GERMANY – Deutsche Bank says it wants to strengthen its global asset management business, though it is ruling out acquisitions for now.
“To generate profitable growth in our PCAM Group Division, we intend to strengthen our position, in particular as an international asset manager,” said chief executive Josef Ackermann in a statement accompanying the bank’s second-quarter earnings.

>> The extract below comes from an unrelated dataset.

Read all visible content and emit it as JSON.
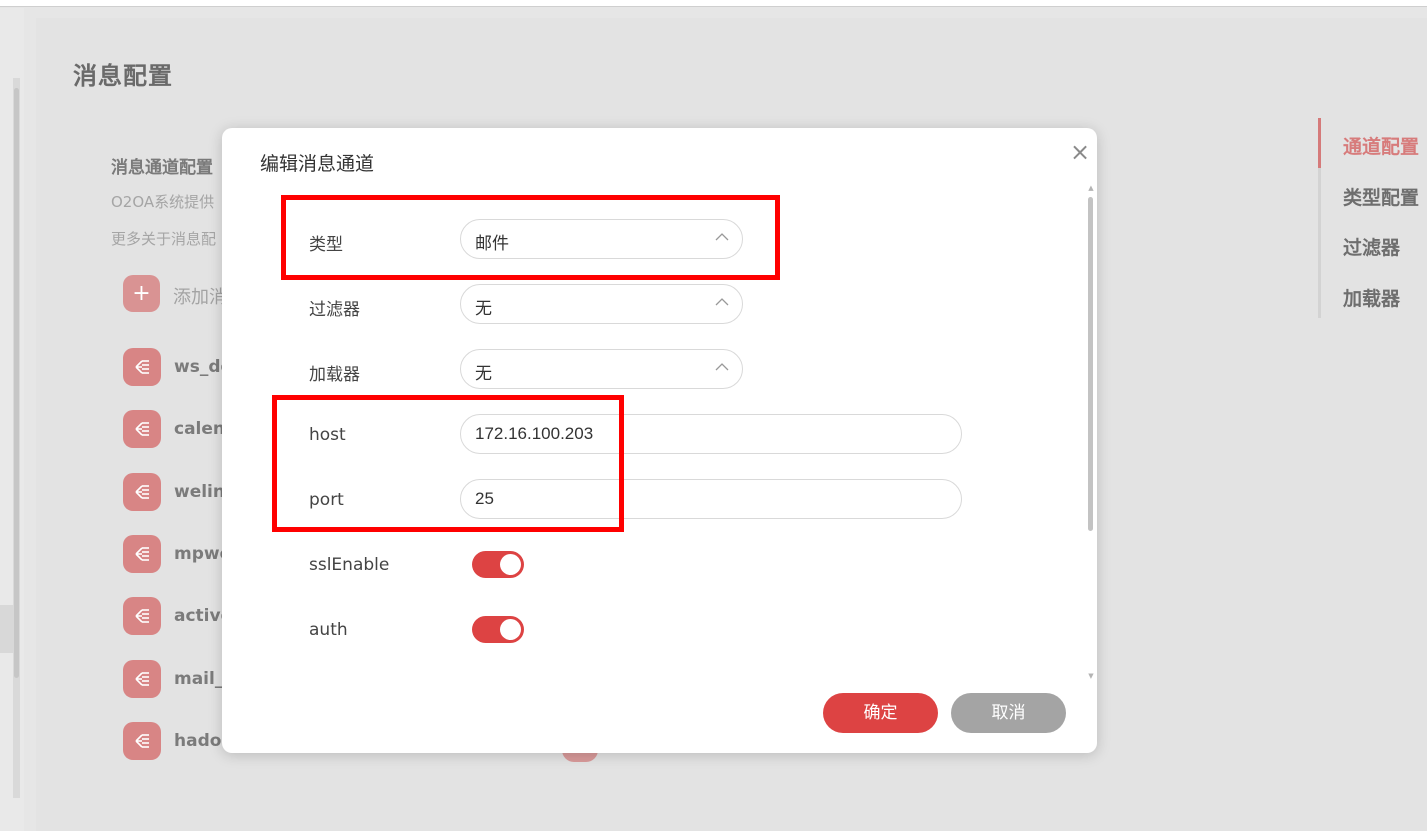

PCAM is the bank’s Private Client and Asset Management division.
A spokeswoman the Frankfurt-based bank said: “At the moment we are not looking at acquisitions.” She said Ackermann was referring to organic growth at the division, though the bank might look at acquisitions “next year”. She declined to say whether Deutsche had targets for the growth of the asset-management business.
The asset management push is part of a four-part growth strategy which also includes boosting the bank’s brand, focusing on investment banking and maintaining cost control.

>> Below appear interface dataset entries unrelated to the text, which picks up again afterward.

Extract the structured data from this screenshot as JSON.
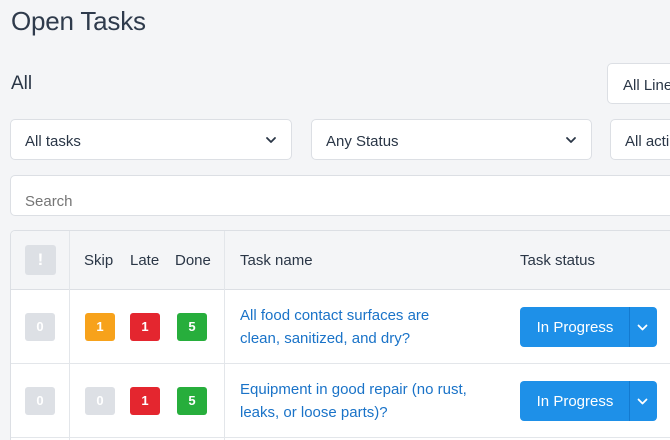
{
  "page": {
    "title": "Open Tasks",
    "section": "All"
  },
  "lines_dropdown": {
    "label": "All Line"
  },
  "filters": {
    "tasks": "All tasks",
    "status": "Any Status",
    "activity": "All acti"
  },
  "search": {
    "placeholder": "Search"
  },
  "table": {
    "headers": {
      "alert": "!",
      "skip": "Skip",
      "late": "Late",
      "done": "Done",
      "task_name": "Task name",
      "task_status": "Task status"
    },
    "rows": [
      {
        "alert": "0",
        "skip": "1",
        "late": "1",
        "done": "5",
        "task_line1": "All food contact surfaces are",
        "task_line2": "clean, sanitized, and dry?",
        "status": "In Progress"
      },
      {
        "alert": "0",
        "skip": "0",
        "late": "1",
        "done": "5",
        "task_line1": "Equipment in good repair (no rust,",
        "task_line2": "leaks, or loose parts)?",
        "status": "In Progress"
      }
    ]
  },
  "colors": {
    "skip_active": "#f7a21b",
    "late": "#e4262f",
    "done": "#27ae3c",
    "inactive": "#dde0e5",
    "primary": "#1e90e8",
    "link": "#1a73c8"
  }
}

The bank’s Deutsche Asset Management unit is the second-largest manager of European pension fund assets, with around 90 billion euros under management.
Rating agency Standard & Poor’s says that Deutsche’s credit rating will in part depend on its ability to achieve a lasting turnaround of the PCAM unit.
The PCAM division today posted pre-tax income of 286 million euros, 31.4% down on the 2002 period’s 417 million euros. Total revenues were 2.0 billion euros, down from the prior year period’s 2.7 billion euros.
Overall Deutsche Bank reported a pre-tax profit of 1.1 billion euros, down from the 2002 quarter’s 2.2 billion-euro profit.